→ What this task involves:
Where in the listing does the word "height" appear? Report each line that holds it.

→ Entries provided:
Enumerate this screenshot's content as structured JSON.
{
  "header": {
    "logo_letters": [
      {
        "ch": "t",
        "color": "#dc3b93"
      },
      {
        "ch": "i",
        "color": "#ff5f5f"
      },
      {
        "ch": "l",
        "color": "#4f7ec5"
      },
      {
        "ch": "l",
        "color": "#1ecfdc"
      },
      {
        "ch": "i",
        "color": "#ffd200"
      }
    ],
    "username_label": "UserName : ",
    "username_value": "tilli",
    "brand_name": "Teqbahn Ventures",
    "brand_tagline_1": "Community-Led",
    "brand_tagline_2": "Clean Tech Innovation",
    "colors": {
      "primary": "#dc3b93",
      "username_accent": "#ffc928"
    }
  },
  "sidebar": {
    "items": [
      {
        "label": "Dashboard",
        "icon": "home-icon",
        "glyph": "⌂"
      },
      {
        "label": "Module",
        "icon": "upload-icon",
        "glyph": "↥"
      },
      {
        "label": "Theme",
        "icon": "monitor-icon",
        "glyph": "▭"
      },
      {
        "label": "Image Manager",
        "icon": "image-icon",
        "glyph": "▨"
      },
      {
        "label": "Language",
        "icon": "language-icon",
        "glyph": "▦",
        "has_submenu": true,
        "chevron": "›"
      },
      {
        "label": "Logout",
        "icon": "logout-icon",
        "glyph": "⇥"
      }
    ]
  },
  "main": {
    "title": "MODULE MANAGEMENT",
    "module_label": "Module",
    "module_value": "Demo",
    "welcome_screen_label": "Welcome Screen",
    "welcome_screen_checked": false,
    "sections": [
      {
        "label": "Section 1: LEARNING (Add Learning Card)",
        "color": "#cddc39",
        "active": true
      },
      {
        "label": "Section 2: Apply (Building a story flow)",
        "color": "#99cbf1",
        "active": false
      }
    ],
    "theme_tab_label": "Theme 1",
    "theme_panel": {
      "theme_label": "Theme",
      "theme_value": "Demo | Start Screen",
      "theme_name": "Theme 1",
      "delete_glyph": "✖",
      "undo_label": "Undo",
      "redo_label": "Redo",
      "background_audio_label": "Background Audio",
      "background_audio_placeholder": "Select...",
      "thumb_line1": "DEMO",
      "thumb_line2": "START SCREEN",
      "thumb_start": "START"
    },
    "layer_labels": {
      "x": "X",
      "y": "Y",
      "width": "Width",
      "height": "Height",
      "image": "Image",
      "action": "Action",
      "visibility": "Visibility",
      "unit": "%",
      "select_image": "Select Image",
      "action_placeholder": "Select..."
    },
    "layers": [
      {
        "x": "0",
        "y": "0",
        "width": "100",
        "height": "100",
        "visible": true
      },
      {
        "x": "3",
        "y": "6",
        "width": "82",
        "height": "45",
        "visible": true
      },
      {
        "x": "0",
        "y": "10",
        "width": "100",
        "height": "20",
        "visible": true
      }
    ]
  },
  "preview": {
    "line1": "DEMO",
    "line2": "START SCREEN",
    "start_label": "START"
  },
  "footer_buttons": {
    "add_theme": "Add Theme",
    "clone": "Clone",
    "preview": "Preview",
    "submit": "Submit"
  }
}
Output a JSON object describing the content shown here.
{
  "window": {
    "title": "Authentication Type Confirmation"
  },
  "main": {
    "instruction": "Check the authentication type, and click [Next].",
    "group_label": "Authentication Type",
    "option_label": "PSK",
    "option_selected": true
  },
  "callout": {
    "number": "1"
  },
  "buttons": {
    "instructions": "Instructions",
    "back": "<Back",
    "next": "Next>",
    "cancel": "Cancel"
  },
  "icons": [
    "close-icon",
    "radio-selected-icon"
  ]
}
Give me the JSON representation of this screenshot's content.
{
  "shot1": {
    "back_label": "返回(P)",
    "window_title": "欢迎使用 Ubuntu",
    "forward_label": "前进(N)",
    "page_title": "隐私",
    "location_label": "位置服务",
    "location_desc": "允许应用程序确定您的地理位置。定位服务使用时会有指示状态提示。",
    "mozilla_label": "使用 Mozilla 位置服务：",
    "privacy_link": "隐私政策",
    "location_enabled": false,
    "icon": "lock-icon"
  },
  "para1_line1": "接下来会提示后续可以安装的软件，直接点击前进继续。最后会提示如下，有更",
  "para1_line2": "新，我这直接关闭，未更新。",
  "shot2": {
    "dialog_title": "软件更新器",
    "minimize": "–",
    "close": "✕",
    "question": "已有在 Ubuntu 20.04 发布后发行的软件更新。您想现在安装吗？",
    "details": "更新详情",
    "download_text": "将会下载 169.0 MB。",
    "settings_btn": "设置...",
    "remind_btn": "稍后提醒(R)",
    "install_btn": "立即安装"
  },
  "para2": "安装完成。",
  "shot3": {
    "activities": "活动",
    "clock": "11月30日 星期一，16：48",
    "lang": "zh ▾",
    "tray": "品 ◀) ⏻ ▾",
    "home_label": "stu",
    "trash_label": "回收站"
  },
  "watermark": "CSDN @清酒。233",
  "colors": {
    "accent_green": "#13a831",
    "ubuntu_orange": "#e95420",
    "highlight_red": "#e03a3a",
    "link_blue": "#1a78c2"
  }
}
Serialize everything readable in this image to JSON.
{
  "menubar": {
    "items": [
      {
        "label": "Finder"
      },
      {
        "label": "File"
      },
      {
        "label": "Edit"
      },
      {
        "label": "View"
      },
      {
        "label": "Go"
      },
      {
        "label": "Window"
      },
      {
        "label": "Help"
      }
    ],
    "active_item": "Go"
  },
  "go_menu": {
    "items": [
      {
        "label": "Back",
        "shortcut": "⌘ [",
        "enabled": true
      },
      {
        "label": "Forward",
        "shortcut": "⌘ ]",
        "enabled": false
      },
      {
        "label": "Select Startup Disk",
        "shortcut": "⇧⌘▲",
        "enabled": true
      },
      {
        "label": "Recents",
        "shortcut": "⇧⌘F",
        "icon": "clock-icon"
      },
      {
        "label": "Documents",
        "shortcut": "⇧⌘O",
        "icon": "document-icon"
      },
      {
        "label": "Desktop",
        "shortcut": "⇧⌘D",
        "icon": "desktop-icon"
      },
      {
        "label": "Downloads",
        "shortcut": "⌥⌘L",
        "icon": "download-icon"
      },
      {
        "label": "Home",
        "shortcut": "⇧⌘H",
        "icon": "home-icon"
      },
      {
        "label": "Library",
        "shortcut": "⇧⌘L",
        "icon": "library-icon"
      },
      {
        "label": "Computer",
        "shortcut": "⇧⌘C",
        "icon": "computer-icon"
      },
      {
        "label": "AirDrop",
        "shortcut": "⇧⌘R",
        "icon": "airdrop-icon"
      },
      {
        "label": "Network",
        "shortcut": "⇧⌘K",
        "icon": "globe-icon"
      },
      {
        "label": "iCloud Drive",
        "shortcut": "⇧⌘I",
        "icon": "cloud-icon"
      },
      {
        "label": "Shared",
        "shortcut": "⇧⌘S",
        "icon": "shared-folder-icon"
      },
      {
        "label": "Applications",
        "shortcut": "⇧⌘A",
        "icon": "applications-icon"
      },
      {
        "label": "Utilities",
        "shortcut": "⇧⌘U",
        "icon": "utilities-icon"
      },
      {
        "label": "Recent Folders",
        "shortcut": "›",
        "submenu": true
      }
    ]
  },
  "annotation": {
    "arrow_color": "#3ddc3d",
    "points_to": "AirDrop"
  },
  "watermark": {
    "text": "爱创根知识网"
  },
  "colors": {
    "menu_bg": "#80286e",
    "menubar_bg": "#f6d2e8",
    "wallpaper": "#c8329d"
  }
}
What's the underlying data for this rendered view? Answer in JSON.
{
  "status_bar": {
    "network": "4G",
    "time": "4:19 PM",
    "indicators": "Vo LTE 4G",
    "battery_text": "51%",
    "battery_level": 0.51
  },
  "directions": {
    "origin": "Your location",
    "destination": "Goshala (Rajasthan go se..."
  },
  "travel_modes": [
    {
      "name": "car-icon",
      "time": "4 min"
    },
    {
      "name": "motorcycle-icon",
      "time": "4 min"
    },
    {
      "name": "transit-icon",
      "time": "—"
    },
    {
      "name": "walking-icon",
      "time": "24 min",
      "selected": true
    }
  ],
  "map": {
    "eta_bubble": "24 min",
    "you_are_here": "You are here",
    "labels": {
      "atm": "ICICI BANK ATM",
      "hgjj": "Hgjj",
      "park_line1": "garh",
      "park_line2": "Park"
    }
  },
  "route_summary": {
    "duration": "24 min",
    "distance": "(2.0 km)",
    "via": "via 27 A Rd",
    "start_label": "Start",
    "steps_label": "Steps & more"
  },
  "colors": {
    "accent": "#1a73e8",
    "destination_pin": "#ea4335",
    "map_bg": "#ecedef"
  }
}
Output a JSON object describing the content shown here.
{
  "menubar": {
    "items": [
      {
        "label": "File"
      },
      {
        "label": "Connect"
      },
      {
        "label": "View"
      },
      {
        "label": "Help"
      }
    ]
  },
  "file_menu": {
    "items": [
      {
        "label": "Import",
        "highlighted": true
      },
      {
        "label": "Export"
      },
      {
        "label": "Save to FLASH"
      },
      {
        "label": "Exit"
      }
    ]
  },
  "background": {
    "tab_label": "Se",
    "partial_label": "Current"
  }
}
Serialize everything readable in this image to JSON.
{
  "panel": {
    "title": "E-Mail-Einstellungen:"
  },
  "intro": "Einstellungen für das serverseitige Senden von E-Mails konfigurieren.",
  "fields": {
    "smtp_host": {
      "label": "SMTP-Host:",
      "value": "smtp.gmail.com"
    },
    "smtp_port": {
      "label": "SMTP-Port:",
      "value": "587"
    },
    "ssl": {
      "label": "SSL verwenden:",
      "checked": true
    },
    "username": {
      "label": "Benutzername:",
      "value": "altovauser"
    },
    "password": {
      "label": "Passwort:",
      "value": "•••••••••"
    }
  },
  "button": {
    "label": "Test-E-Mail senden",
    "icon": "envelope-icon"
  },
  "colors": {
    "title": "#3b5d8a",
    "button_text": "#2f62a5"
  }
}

→ Written solution:
      "height": "Height",
        "height": "100",
        "height": "45",
        "height": "20",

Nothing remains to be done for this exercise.